The End of the Affair is an adult love story; an adulterous love triangle between a wife, a lover and God, set in 1940s Britain.The lover is a jealous novelist (a perfectly cast Ralph Fiennes), who wants to know why Sarah (the quietly radiant Julianne Moore) abruptly ended their affair. He suspects another man and bullies Sarah's civil servant husband Henry (Stephen Rea, occasionally overdoing the hang-dog expression) into hiring a private investigator to find out. When director/adaptor Neil Jordan is true to the semi-autobiographical Graham Greene novel on which the film is based, the results are sublime. Jordan doesn't film The End of the Affair as a quaint period piece; instead, Greene's material is brought to life to resonate with contemporary audiences.

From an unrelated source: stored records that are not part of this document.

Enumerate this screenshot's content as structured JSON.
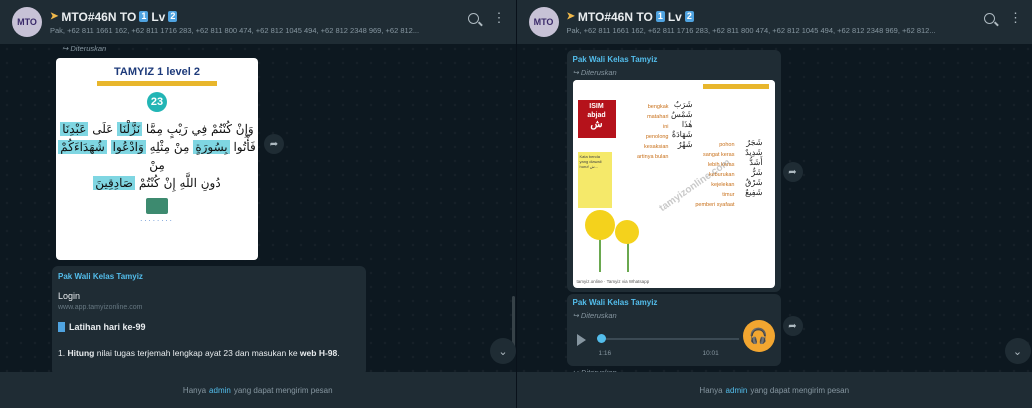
{
  "group": {
    "avatar_text": "MTO",
    "title": "MTO#46N TO",
    "title_badge1": "1",
    "title_lv": "Lv",
    "title_badge2": "2",
    "subtitle_left": "Pak, +62 811 1661 162, +62 811 1716 283, +62 811 800 474, +62 812 1045 494, +62 812 2348 969, +62 812...",
    "subtitle_right": "Pak, +62 811 1661 162, +62 811 1716 283, +62 811 800 474, +62 812 1045 494, +62 812 2348 969, +62 812..."
  },
  "icons": {
    "search": "search-icon",
    "menu": "more-vertical-icon",
    "share": "forward-share-icon",
    "scroll": "chevron-down-icon",
    "headset": "headphones-icon"
  },
  "left": {
    "forwarded_top": "Diteruskan",
    "image": {
      "title": "TAMYIZ 1 level 2",
      "number": "23",
      "line1a": "وَإِنْ كُنْتُمْ فِي رَيْبٍ مِمَّا",
      "line1b": "نَزَّلْنَا",
      "line1c": "عَلَى",
      "line1d": "عَبْدِنَا",
      "line2a": "فَأْتُوا",
      "line2b": "بِسُورَةٍ",
      "line2c": "مِنْ مِثْلِهِ",
      "line2d": "وَادْعُوا",
      "line2e": "شُهَدَاءَكُمْ",
      "line2f": "مِنْ",
      "line3a": "دُونِ اللَّهِ إِنْ كُنْتُمْ",
      "line3b": "صَادِقِينَ",
      "dots": "........"
    },
    "message": {
      "sender": "Pak Wali Kelas Tamyiz",
      "link_title": "Login",
      "link_url": "www.app.tamyizonline.com",
      "heading": "Latihan hari ke-99",
      "body_prefix": "1. ",
      "body_bold1": "Hitung",
      "body_mid": " nilai tugas terjemah lengkap ayat 23 dan masukan ke ",
      "body_bold2": "web H-98",
      "body_end": "."
    }
  },
  "right": {
    "sender1": "Pak Wali Kelas Tamyiz",
    "forwarded1": "Diteruskan",
    "image": {
      "isim": "ISIM",
      "abjad": "abjad",
      "isim_ar": "ش",
      "yellow_text": "Kata benda yang diawali huruf ش...",
      "left_words": [
        "bengkak",
        "matahari",
        "ini",
        "penolong",
        "kesaksian",
        "artinya bulan"
      ],
      "left_ar": [
        "شَرَبٌ",
        "شَمْسٌ",
        "هٰذَا",
        "شَهَادَةٌ",
        "شَهْرٌ"
      ],
      "right_words": [
        "pohon",
        "sangat keras",
        "lebih keras",
        "keburukan",
        "kejelekan",
        "timur",
        "pemberi syafaat"
      ],
      "right_ar": [
        "شَجَرٌ",
        "شَدِيدٌ",
        "أَشَدُّ",
        "شَرٌّ",
        "شَرْقٌ",
        "شَفِيعٌ"
      ],
      "watermark": "tamyizonline.com",
      "footer": "tamyiz.online · Tamyiz via Whatsapp"
    },
    "sender2": "Pak Wali Kelas Tamyiz",
    "forwarded2": "Diteruskan",
    "audio": {
      "elapsed": "1:16",
      "duration": "10:01"
    },
    "forwarded3": "Diteruskan"
  },
  "footer": {
    "prefix": "Hanya",
    "admin": "admin",
    "suffix": "yang dapat mengirim pesan"
  },
  "colors": {
    "accent": "#53bdeb",
    "header": "#1f2c34",
    "bg": "#0d1820",
    "audio_btn": "#f2a630"
  }
}
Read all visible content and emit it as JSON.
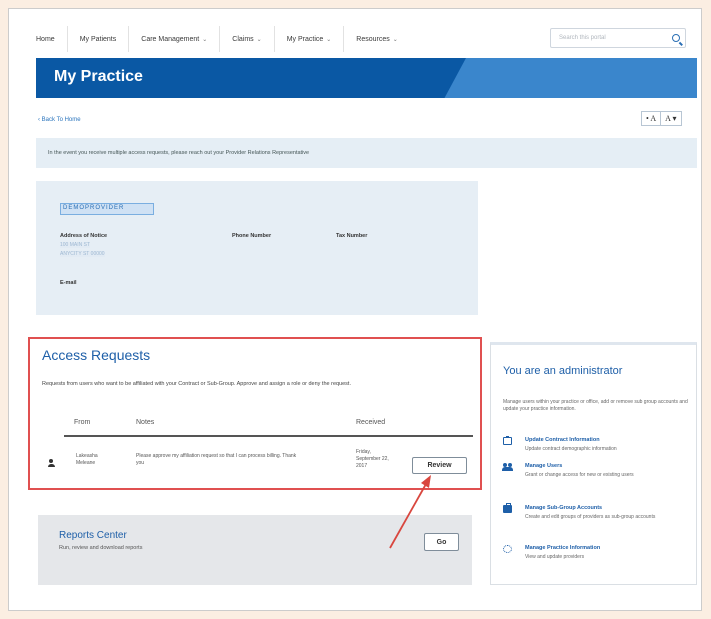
{
  "nav": {
    "items": [
      {
        "label": "Home",
        "has_menu": false
      },
      {
        "label": "My Patients",
        "has_menu": false
      },
      {
        "label": "Care Management",
        "has_menu": true
      },
      {
        "label": "Claims",
        "has_menu": true
      },
      {
        "label": "My Practice",
        "has_menu": true
      },
      {
        "label": "Resources",
        "has_menu": true
      }
    ],
    "search_placeholder": "Search this portal",
    "chevron": "⌄"
  },
  "banner": {
    "title": "My Practice"
  },
  "back_link": "‹ Back To Home",
  "font_controls": {
    "decrease": "• A",
    "increase": "A ▾"
  },
  "info_bar": "In the event you receive multiple access requests, please reach out your Provider Relations Representative",
  "provider": {
    "name": "DEMOPROVIDER",
    "address_label": "Address of Notice",
    "address_line1": "100 MAIN ST",
    "address_line2": "ANYCITY ST 00000",
    "phone_label": "Phone Number",
    "tax_label": "Tax Number",
    "email_label": "E-mail"
  },
  "access_requests": {
    "title": "Access Requests",
    "description": "Requests from users who want to be affiliated with your Contract or Sub-Group. Approve and assign a role or deny the request.",
    "col_from": "From",
    "col_notes": "Notes",
    "col_received": "Received",
    "row": {
      "from_first": "Lakeasha",
      "from_last": "Meleane",
      "notes_1": "Please approve my affiliation request so that I can process billing. Thank",
      "notes_2": "you",
      "received_1": "Friday,",
      "received_2": "September 22,",
      "received_3": "2017",
      "review_label": "Review"
    }
  },
  "reports": {
    "title": "Reports Center",
    "description": "Run, review and download reports",
    "go_label": "Go"
  },
  "admin": {
    "title": "You are an administrator",
    "description": "Manage users within your practice or office, add or remove sub group accounts and update your practice information.",
    "items": [
      {
        "title": "Update Contract Information",
        "desc": "Update contract demographic information",
        "icon": "clipboard-icon"
      },
      {
        "title": "Manage Users",
        "desc": "Grant or change access for new or existing users",
        "icon": "users-icon"
      },
      {
        "title": "Manage Sub-Group Accounts",
        "desc": "Create and edit groups of providers as sub-group accounts",
        "icon": "briefcase-icon"
      },
      {
        "title": "Manage Practice Information",
        "desc": "View and update providers",
        "icon": "gear-icon"
      }
    ]
  },
  "colors": {
    "banner_dark": "#0a58a4",
    "banner_light": "#3a86cc",
    "highlight_red": "#e05050",
    "link_blue": "#1e5fa8"
  }
}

The last third of the book is taken up with Sarah's diary entries. Jordan uses her diary to show us the affair from Sarah's perspective, but too many of these scenes feel (or are) identical to material from earlier in the film and the repetition becomes wearying. Worse, Jordan strays too far from Greene's novel and contrives a more drawn-out conclusion, milking the material for pathos and creating absurdities where there were none.Apart from Fiennes and Moore, the real stars of The End of the Affair are Anthony Pratt's production design, Sandy Powell's costumes and Roger Pratt's cinematography. Despite the flawed ending, their combined efforts make seeing this film on the big screen a must.